- **WHAT YOU SHOULD DO**
Look below for the line containing "Serialize everything readable". Reproduce it and every line after it exactly, and nothing more.

(Web page and app entries)

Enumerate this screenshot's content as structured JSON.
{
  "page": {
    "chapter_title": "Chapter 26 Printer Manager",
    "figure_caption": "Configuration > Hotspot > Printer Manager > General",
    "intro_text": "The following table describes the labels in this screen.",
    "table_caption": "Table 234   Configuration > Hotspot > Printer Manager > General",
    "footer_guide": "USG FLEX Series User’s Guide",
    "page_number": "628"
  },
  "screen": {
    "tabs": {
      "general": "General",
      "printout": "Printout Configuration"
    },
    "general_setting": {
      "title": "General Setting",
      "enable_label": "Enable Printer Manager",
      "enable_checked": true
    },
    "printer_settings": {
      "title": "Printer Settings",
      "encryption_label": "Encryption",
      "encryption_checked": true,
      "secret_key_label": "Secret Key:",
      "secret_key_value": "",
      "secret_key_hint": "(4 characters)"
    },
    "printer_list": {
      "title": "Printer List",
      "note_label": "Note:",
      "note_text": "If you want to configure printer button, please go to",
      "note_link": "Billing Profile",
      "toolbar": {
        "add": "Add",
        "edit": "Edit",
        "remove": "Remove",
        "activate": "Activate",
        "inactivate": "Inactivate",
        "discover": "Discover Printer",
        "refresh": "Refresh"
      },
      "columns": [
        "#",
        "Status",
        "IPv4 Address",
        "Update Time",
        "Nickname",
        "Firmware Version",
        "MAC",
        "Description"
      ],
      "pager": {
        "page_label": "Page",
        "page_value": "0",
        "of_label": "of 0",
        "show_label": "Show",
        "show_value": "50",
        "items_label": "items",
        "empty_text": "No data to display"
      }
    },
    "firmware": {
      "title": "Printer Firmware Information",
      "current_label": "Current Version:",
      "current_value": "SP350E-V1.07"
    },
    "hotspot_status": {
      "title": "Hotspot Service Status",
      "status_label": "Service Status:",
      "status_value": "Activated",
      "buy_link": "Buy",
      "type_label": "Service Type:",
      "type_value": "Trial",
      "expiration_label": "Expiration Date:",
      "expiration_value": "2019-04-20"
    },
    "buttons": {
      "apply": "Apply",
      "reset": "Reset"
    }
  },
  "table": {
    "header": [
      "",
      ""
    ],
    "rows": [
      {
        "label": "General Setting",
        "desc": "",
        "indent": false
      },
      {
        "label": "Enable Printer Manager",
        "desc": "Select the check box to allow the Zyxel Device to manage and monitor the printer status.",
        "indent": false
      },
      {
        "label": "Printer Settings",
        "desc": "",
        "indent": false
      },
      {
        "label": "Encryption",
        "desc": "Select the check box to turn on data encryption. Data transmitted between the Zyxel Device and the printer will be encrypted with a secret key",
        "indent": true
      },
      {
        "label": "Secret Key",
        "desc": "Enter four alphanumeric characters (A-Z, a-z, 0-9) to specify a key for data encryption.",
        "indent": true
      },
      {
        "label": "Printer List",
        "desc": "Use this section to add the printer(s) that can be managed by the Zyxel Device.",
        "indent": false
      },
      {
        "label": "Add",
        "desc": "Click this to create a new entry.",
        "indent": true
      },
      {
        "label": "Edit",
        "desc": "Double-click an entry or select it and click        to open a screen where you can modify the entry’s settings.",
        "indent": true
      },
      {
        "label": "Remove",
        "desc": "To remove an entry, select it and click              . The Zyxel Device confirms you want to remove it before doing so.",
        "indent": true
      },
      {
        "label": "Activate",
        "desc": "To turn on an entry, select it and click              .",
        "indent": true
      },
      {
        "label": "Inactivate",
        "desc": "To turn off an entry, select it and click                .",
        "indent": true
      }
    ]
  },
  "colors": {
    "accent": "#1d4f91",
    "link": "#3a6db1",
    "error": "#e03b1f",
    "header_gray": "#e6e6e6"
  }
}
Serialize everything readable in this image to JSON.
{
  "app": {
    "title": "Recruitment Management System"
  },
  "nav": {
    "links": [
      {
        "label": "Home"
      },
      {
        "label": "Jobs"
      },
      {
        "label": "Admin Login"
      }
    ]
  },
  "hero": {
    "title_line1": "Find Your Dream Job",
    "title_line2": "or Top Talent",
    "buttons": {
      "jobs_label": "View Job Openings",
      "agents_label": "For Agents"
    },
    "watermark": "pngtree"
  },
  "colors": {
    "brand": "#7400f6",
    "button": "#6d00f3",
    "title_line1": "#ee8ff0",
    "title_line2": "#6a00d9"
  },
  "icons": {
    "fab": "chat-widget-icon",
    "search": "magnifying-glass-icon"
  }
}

- **RESPONSE AREA**
Serialize everything readable in this image to JSON.
{
  "app": {
    "title": "Recruitment Management System"
  },
  "nav": {
    "links": [
      {
        "label": "Home"
      },
      {
        "label": "Jobs"
      },
      {
        "label": "Admin Login"
      }
    ]
  },
  "hero": {
    "title_line1": "Find Your Dream Job",
    "title_line2": "or Top Talent",
    "buttons": {
      "jobs_label": "View Job Openings",
      "agents_label": "For Agents"
    },
    "watermark": "pngtree"
  },
  "colors": {
    "brand": "#7400f6",
    "button": "#6d00f3",
    "title_line1": "#ee8ff0",
    "title_line2": "#6a00d9"
  },
  "icons": {
    "fab": "chat-widget-icon",
    "search": "magnifying-glass-icon"
  }
}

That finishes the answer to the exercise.